> **Prompt**
For this exercise, copy out each line of the material below that includes "true".
[Start of Attachment]
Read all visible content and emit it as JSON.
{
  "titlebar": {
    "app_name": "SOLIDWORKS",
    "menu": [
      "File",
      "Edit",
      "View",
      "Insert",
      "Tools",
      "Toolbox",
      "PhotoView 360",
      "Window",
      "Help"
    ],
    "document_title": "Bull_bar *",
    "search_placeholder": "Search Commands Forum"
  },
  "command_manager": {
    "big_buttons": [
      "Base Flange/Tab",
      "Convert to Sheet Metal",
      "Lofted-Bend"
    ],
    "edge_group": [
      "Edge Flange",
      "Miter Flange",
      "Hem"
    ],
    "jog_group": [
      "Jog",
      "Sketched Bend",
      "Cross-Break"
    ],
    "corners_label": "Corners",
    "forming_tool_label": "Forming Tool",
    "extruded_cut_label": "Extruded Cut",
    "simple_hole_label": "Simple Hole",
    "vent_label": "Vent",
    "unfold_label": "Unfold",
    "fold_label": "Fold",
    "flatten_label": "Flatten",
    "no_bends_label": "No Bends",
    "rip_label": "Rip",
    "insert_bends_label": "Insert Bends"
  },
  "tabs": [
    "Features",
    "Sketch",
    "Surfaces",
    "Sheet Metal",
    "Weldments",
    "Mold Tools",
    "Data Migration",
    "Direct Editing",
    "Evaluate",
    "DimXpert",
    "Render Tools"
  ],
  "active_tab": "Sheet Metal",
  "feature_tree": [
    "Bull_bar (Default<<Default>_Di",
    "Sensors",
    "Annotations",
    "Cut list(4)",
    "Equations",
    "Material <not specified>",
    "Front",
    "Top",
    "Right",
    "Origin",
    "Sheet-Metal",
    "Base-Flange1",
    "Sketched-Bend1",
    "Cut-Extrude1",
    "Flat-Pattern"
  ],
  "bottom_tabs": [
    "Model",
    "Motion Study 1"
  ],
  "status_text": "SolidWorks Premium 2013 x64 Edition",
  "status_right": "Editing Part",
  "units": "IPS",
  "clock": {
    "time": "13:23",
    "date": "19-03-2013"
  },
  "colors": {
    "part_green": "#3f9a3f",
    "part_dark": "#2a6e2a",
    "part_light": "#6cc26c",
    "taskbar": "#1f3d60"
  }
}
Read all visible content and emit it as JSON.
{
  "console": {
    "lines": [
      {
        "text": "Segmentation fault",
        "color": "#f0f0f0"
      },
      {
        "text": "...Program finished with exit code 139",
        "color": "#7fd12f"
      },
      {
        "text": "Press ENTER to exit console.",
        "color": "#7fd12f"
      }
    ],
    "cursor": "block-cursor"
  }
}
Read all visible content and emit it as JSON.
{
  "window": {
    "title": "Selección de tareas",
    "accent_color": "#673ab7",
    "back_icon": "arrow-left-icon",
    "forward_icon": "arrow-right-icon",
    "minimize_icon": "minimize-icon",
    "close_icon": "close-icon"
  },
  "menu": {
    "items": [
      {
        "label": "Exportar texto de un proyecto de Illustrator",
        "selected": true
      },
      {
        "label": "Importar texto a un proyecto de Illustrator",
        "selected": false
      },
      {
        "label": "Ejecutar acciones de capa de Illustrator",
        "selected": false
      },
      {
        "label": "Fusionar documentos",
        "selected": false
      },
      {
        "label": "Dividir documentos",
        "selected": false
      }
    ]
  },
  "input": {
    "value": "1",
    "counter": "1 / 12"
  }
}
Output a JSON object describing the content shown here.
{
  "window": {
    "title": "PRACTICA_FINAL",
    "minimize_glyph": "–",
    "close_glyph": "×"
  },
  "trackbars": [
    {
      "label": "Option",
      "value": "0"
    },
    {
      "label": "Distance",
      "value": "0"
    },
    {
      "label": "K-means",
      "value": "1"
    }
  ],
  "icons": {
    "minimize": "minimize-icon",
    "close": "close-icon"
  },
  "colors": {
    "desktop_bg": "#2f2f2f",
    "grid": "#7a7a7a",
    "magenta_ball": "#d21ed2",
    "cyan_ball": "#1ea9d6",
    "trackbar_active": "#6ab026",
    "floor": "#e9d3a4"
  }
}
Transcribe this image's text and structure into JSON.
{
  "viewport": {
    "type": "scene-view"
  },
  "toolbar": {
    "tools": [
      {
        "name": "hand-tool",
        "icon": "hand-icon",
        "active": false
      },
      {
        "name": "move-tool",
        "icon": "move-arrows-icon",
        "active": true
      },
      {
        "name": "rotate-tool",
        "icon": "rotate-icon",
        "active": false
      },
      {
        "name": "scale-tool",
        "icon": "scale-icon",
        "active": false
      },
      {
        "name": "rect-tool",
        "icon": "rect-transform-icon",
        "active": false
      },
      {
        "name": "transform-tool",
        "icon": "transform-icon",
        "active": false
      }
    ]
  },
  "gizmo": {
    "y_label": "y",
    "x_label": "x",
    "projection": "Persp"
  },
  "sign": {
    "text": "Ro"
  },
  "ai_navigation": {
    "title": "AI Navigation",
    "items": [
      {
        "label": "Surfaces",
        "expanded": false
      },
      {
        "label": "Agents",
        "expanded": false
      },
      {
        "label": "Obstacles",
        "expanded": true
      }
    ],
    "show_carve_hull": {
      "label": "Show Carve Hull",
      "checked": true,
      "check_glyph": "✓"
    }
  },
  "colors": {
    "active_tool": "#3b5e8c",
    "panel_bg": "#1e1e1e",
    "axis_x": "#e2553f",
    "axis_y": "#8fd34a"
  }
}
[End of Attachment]
> **Solved problem**
        "selected": true
        "active": true
        "expanded": true
      "checked": true,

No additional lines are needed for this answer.